[Start of section]

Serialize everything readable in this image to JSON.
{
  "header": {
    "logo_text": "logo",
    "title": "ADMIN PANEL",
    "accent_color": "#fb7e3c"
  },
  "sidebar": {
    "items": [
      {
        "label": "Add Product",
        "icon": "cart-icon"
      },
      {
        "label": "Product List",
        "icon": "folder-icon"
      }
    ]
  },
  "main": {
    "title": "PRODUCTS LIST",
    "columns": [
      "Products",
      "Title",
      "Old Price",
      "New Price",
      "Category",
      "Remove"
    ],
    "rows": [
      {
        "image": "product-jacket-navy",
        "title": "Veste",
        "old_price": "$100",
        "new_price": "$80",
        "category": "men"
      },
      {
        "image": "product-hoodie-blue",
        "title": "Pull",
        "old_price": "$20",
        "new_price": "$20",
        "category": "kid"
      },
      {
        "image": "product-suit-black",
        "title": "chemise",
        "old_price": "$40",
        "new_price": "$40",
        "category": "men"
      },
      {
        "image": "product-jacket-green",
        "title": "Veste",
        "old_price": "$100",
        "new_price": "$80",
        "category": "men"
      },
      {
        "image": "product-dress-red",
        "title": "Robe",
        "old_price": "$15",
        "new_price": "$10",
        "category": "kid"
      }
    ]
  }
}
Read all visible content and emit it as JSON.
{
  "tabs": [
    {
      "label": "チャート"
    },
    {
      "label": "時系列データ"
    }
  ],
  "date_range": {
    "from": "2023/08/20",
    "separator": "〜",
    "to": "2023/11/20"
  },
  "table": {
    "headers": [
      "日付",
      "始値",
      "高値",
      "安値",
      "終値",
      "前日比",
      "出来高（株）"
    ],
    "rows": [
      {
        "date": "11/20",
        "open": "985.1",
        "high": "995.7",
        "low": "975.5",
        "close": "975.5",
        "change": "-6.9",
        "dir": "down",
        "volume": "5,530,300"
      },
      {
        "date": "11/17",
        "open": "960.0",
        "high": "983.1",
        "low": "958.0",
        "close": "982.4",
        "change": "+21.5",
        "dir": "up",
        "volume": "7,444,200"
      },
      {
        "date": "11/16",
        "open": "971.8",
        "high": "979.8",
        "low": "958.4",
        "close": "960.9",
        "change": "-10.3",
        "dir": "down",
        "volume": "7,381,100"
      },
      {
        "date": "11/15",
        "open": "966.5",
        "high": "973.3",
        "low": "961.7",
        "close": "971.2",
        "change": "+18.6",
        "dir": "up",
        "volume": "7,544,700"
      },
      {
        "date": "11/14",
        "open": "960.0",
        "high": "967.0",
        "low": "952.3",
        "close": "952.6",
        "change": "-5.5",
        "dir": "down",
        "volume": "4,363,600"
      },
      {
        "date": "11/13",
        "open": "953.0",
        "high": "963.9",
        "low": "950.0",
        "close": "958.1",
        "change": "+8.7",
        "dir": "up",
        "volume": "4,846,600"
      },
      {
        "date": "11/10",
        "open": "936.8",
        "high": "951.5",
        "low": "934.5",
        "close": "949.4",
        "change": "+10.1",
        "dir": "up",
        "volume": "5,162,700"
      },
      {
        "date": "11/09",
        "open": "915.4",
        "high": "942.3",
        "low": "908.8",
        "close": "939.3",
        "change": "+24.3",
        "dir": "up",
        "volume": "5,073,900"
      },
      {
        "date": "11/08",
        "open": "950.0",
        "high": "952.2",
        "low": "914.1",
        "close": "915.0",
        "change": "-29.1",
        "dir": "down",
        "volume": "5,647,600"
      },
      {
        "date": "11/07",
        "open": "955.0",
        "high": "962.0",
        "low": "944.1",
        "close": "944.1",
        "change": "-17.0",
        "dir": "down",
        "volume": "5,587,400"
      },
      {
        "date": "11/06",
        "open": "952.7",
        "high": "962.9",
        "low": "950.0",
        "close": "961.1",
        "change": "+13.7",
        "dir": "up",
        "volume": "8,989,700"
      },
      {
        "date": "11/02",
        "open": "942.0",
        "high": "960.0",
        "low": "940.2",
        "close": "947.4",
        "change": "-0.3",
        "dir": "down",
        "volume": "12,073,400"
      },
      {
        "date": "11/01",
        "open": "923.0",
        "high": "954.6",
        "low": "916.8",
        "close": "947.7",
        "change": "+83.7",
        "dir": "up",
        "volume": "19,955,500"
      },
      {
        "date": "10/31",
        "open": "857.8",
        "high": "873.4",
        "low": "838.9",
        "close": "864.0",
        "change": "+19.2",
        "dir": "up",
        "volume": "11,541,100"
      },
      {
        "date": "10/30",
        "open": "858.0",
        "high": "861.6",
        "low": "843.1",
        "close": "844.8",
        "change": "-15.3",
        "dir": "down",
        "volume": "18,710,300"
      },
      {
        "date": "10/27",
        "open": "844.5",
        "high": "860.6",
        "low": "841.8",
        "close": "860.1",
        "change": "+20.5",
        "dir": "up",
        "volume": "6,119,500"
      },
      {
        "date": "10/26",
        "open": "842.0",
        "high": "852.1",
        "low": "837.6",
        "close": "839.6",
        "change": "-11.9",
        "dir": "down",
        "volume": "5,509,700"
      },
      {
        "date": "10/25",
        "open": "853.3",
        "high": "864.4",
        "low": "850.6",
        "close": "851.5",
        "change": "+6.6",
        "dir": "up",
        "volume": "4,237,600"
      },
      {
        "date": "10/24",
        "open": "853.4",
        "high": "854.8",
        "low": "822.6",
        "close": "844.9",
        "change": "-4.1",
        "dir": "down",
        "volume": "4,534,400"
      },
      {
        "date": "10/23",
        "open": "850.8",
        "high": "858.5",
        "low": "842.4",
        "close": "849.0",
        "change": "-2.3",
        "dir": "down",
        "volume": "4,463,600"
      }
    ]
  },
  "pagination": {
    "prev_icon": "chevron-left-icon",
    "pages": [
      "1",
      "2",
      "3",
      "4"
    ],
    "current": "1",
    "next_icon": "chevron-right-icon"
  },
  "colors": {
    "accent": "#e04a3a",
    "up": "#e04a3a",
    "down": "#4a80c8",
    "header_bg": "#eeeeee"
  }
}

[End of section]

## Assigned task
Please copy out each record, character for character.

## Answer section
Serialize everything readable in this image to JSON.
{
  "header": {
    "logo_text": "logo",
    "title": "ADMIN PANEL",
    "accent_color": "#fb7e3c"
  },
  "sidebar": {
    "items": [
      {
        "label": "Add Product",
        "icon": "cart-icon"
      },
      {
        "label": "Product List",
        "icon": "folder-icon"
      }
    ]
  },
  "main": {
    "title": "PRODUCTS LIST",
    "columns": [
      "Products",
      "Title",
      "Old Price",
      "New Price",
      "Category",
      "Remove"
    ],
    "rows": [
      {
        "image": "product-jacket-navy",
        "title": "Veste",
        "old_price": "$100",
        "new_price": "$80",
        "category": "men"
      },
      {
        "image": "product-hoodie-blue",
        "title": "Pull",
        "old_price": "$20",
        "new_price": "$20",
        "category": "kid"
      },
      {
        "image": "product-suit-black",
        "title": "chemise",
        "old_price": "$40",
        "new_price": "$40",
        "category": "men"
      },
      {
        "image": "product-jacket-green",
        "title": "Veste",
        "old_price": "$100",
        "new_price": "$80",
        "category": "men"
      },
      {
        "image": "product-dress-red",
        "title": "Robe",
        "old_price": "$15",
        "new_price": "$10",
        "category": "kid"
      }
    ]
  }
}
Read all visible content and emit it as JSON.
{
  "tabs": [
    {
      "label": "チャート"
    },
    {
      "label": "時系列データ"
    }
  ],
  "date_range": {
    "from": "2023/08/20",
    "separator": "〜",
    "to": "2023/11/20"
  },
  "table": {
    "headers": [
      "日付",
      "始値",
      "高値",
      "安値",
      "終値",
      "前日比",
      "出来高（株）"
    ],
    "rows": [
      {
        "date": "11/20",
        "open": "985.1",
        "high": "995.7",
        "low": "975.5",
        "close": "975.5",
        "change": "-6.9",
        "dir": "down",
        "volume": "5,530,300"
      },
      {
        "date": "11/17",
        "open": "960.0",
        "high": "983.1",
        "low": "958.0",
        "close": "982.4",
        "change": "+21.5",
        "dir": "up",
        "volume": "7,444,200"
      },
      {
        "date": "11/16",
        "open": "971.8",
        "high": "979.8",
        "low": "958.4",
        "close": "960.9",
        "change": "-10.3",
        "dir": "down",
        "volume": "7,381,100"
      },
      {
        "date": "11/15",
        "open": "966.5",
        "high": "973.3",
        "low": "961.7",
        "close": "971.2",
        "change": "+18.6",
        "dir": "up",
        "volume": "7,544,700"
      },
      {
        "date": "11/14",
        "open": "960.0",
        "high": "967.0",
        "low": "952.3",
        "close": "952.6",
        "change": "-5.5",
        "dir": "down",
        "volume": "4,363,600"
      },
      {
        "date": "11/13",
        "open": "953.0",
        "high": "963.9",
        "low": "950.0",
        "close": "958.1",
        "change": "+8.7",
        "dir": "up",
        "volume": "4,846,600"
      },
      {
        "date": "11/10",
        "open": "936.8",
        "high": "951.5",
        "low": "934.5",
        "close": "949.4",
        "change": "+10.1",
        "dir": "up",
        "volume": "5,162,700"
      },
      {
        "date": "11/09",
        "open": "915.4",
        "high": "942.3",
        "low": "908.8",
        "close": "939.3",
        "change": "+24.3",
        "dir": "up",
        "volume": "5,073,900"
      },
      {
        "date": "11/08",
        "open": "950.0",
        "high": "952.2",
        "low": "914.1",
        "close": "915.0",
        "change": "-29.1",
        "dir": "down",
        "volume": "5,647,600"
      },
      {
        "date": "11/07",
        "open": "955.0",
        "high": "962.0",
        "low": "944.1",
        "close": "944.1",
        "change": "-17.0",
        "dir": "down",
        "volume": "5,587,400"
      },
      {
        "date": "11/06",
        "open": "952.7",
        "high": "962.9",
        "low": "950.0",
        "close": "961.1",
        "change": "+13.7",
        "dir": "up",
        "volume": "8,989,700"
      },
      {
        "date": "11/02",
        "open": "942.0",
        "high": "960.0",
        "low": "940.2",
        "close": "947.4",
        "change": "-0.3",
        "dir": "down",
        "volume": "12,073,400"
      },
      {
        "date": "11/01",
        "open": "923.0",
        "high": "954.6",
        "low": "916.8",
        "close": "947.7",
        "change": "+83.7",
        "dir": "up",
        "volume": "19,955,500"
      },
      {
        "date": "10/31",
        "open": "857.8",
        "high": "873.4",
        "low": "838.9",
        "close": "864.0",
        "change": "+19.2",
        "dir": "up",
        "volume": "11,541,100"
      },
      {
        "date": "10/30",
        "open": "858.0",
        "high": "861.6",
        "low": "843.1",
        "close": "844.8",
        "change": "-15.3",
        "dir": "down",
        "volume": "18,710,300"
      },
      {
        "date": "10/27",
        "open": "844.5",
        "high": "860.6",
        "low": "841.8",
        "close": "860.1",
        "change": "+20.5",
        "dir": "up",
        "volume": "6,119,500"
      },
      {
        "date": "10/26",
        "open": "842.0",
        "high": "852.1",
        "low": "837.6",
        "close": "839.6",
        "change": "-11.9",
        "dir": "down",
        "volume": "5,509,700"
      },
      {
        "date": "10/25",
        "open": "853.3",
        "high": "864.4",
        "low": "850.6",
        "close": "851.5",
        "change": "+6.6",
        "dir": "up",
        "volume": "4,237,600"
      },
      {
        "date": "10/24",
        "open": "853.4",
        "high": "854.8",
        "low": "822.6",
        "close": "844.9",
        "change": "-4.1",
        "dir": "down",
        "volume": "4,534,400"
      },
      {
        "date": "10/23",
        "open": "850.8",
        "high": "858.5",
        "low": "842.4",
        "close": "849.0",
        "change": "-2.3",
        "dir": "down",
        "volume": "4,463,600"
      }
    ]
  },
  "pagination": {
    "prev_icon": "chevron-left-icon",
    "pages": [
      "1",
      "2",
      "3",
      "4"
    ],
    "current": "1",
    "next_icon": "chevron-right-icon"
  },
  "colors": {
    "accent": "#e04a3a",
    "up": "#e04a3a",
    "down": "#4a80c8",
    "header_bg": "#eeeeee"
  }
}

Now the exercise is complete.